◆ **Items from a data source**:
■ ■ ■ ■
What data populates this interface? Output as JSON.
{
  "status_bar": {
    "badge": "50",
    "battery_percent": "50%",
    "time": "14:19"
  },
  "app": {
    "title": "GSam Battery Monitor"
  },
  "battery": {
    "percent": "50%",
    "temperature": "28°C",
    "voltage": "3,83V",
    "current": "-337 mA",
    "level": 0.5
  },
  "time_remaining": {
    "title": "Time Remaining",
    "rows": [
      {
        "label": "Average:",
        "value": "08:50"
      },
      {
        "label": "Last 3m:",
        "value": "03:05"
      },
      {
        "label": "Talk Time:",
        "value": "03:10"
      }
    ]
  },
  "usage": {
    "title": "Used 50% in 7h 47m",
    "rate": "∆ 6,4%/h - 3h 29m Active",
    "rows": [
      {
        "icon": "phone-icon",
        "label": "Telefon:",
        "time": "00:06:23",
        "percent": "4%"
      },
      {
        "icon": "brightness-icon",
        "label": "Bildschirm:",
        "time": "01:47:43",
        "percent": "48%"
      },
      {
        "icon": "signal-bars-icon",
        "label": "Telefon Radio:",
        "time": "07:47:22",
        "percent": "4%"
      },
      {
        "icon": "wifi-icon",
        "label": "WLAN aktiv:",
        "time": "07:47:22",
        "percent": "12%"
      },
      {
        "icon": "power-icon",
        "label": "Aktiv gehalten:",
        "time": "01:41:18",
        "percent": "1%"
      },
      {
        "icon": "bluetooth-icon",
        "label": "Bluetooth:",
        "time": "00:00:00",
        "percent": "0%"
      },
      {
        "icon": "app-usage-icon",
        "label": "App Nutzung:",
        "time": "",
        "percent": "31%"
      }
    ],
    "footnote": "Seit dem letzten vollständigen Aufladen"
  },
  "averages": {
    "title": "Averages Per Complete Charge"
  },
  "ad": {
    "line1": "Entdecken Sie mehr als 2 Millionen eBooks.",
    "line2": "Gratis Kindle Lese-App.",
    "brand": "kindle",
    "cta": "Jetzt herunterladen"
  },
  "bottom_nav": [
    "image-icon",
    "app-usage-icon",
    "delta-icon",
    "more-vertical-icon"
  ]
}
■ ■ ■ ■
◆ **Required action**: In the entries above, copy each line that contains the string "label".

◆ **Answer to this task**:
        "label": "Average:",
        "label": "Last 3m:",
        "label": "Talk Time:",
        "label": "Telefon:",
        "label": "Bildschirm:",
        "label": "Telefon Radio:",
        "label": "WLAN aktiv:",
        "label": "Aktiv gehalten:",
        "label": "Bluetooth:",
        "label": "App Nutzung:",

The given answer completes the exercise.